Looking at market characteristics like a reliance on new immigrants and the impact of falling unit size, the report said that demographically driven demand for rental units had passed its peak in both cities. On the supply side, the number of condo completions expected in the next three years is a source of concern for those who believe that oversupply will spark a cascade of sales by real estate investors, who own a large portion of the new units.
In the report, Tal estimated that 45 per cent to 50 per cent of new condo units under construction in Toronto will be used for rental purposes.
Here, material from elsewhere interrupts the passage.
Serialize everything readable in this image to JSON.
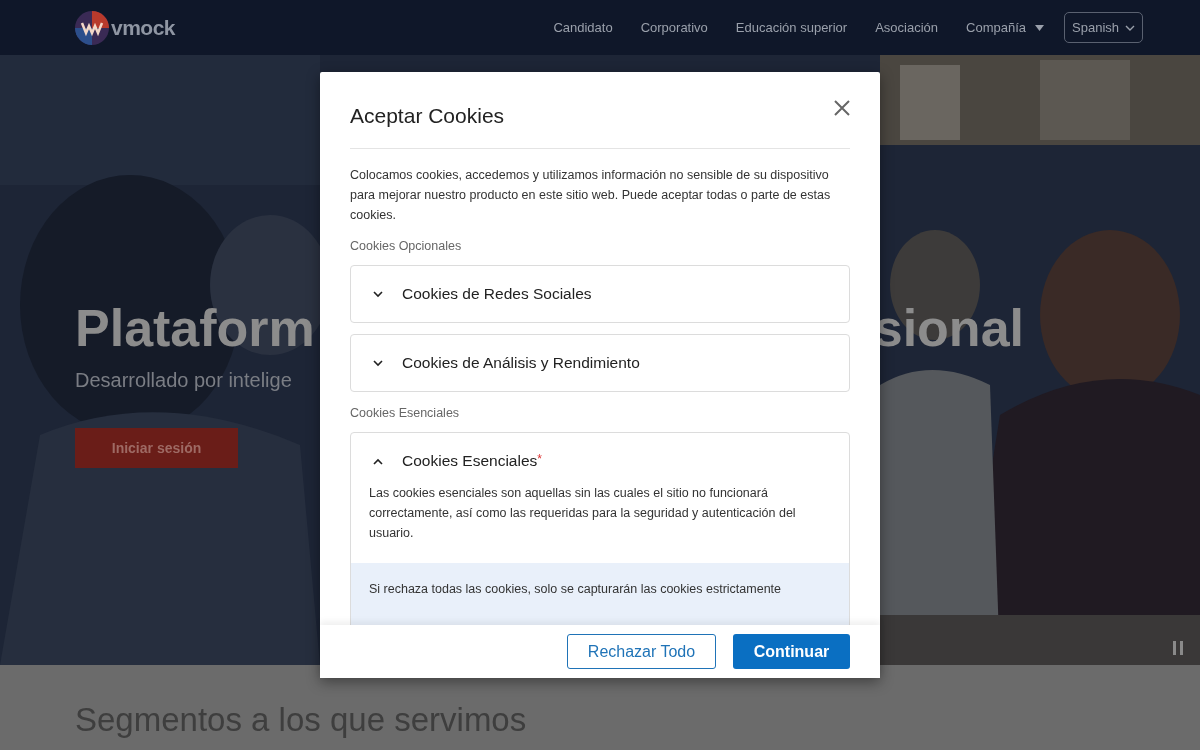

With an expected annual completion of approximately 20,000 units, combined with 1,500 to 2,000 annual completions of purpose-built rental units, Tal projected that there will be an excess supply of “just over 1,000 units a year.”
An analysis of the Vancouver market led Tal to draw similar conclusions.
“Such excess supply will raise vacancy rates in the condo space by an estimated 0.3 per cent to 0.4 per cent in both cities in the coming few years,” he said.
“That is not large enough a damage to derail the market or lead to a substantial softening in rent inflation.”
Interest rates are expected to remain low well into 2015, but the inevitable rate increase will lead investors to be more wary of higher financing or opportunity costs. Falling rents, however, will not pose a major challenge for investors.
Renters can look forward to some relief, as the higher vacancy rates will ease rent inflation.